With a workflow management system that lets you get a holistic view of what your team is working on, while still organizing the minutiae on your behalf, projects stay on track—and your job becomes much easier.
#6 It should come with reporting features
It’s easy to take a wrong turn if your workflow management system doesn’t have robust reporting features that let you learn from your data. All the KPIs and analytics that give you fantastic insight into how well your tasks and processes are going, the impact they’re having on your business, and the bottlenecks you need to work on would be lost. And having that data in one place rather than across various tools or platforms will make it easy to see and share—and learn from.
Kintone lets you generate custom charts and graphs to visualize your data in just a few clicks. Plus, you can save them for even faster access later on. Have a goal your team is working towards? You can place a custom chart that updates in real time in your main Kintone workspace area so that your team’s progress is front and center.
#7 It should accommodate for tweaks and changes along the way
Nearly every workflow, even the ones with ultra clear steps, can have stops and starts that weren’t part of the original picture—and your workflow management solution should come equipped to handle that. That’s where conditional steps come in.
Let’s say you have a process that requires an approval—your workflow management tool should leave room for any rounds of revision that may be needed. Another example is when a task needs to be pushed back or canceled. You can build in conditional steps that track the various statuses your tasks are in. Set up a filter (and even a custom reminder) for these tasks so that they’re easy to find when your team’s ready to pick back up on them.
And overall, as your team’s processes change over time, your workflow tool should be able to adjust with you, instead of forcing your team to fit a structure it’s limited to. Finding the right tool can take some work upfront, but in the long run it’ll save you and your team valuable time and effort.
Choose the best workflow management tool for your team
While simply having a workflow management tool that takes the place of manually tracking tasks (in spreadsheets, for example) is better than nothing, if it doesn’t get your workflow truly flowing it’s not a great investment. Knowing what to look for can help you find the one that really works for you and your team—and it should include:

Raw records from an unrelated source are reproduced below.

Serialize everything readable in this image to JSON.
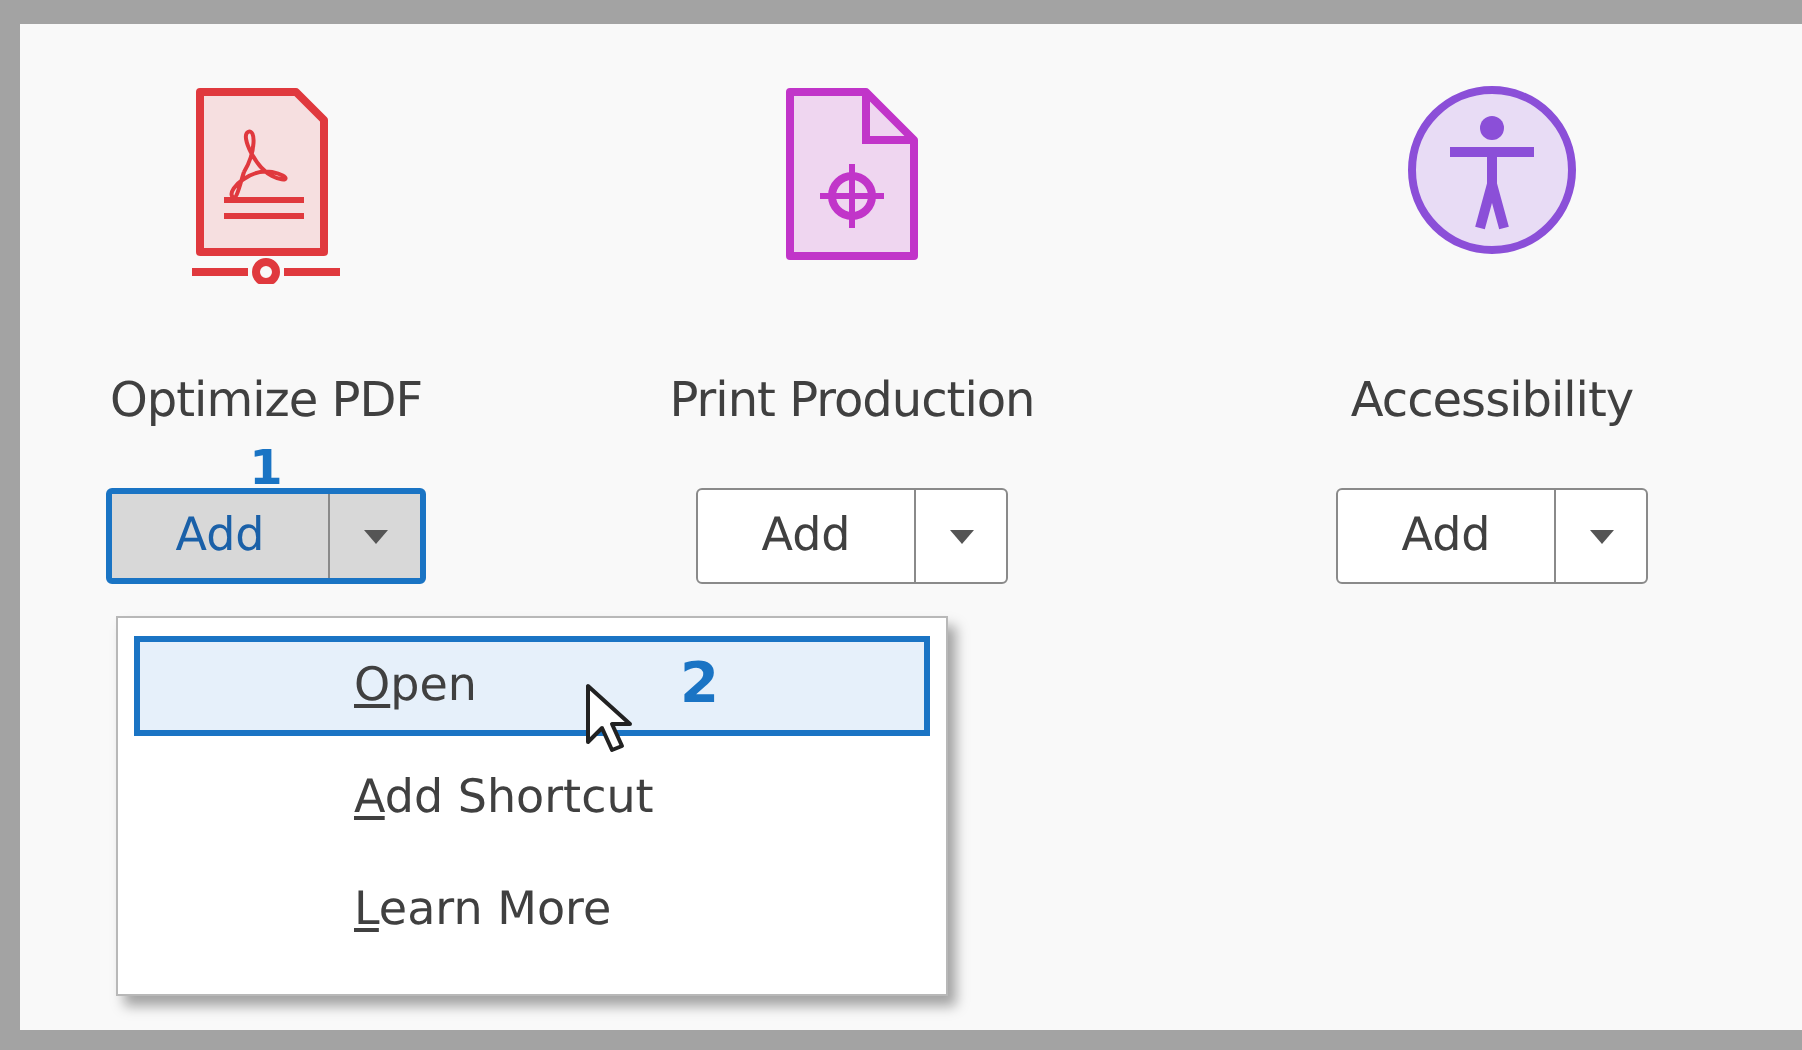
{
  "tools": [
    {
      "kind": "optimize",
      "title": "Optimize PDF",
      "button": "Add",
      "pressed": true,
      "callout": "1"
    },
    {
      "kind": "print",
      "title": "Print Production",
      "button": "Add",
      "pressed": false
    },
    {
      "kind": "accessibility",
      "title": "Accessibility",
      "button": "Add",
      "pressed": false
    }
  ],
  "menu": {
    "callout": "2",
    "items": [
      {
        "label": "Open",
        "selected": true
      },
      {
        "label": "Add Shortcut",
        "selected": false
      },
      {
        "label": "Learn More",
        "selected": false
      }
    ]
  }
}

- Conditional branching
Is Kintone the right workflow management solution for you, your team, and your organization? Find out in a personalized demo.
About the Author
Kristy is a writer living in Atlanta, Georgia where she works, plays and explores life. When it comes to writing, she’s pretty much dabbled in nearly every form—she penned her first published piece, a poem titled “What’s in a Name,” when she was in grade school—she finds it ironic that she has forgotten peoples’ names all her life. When she isn’t moving her fingers on a keyboard, she’s likely enjoying time with friends, playing tennis or spoiling her 10-year-old Scottish Fold cat, Cash.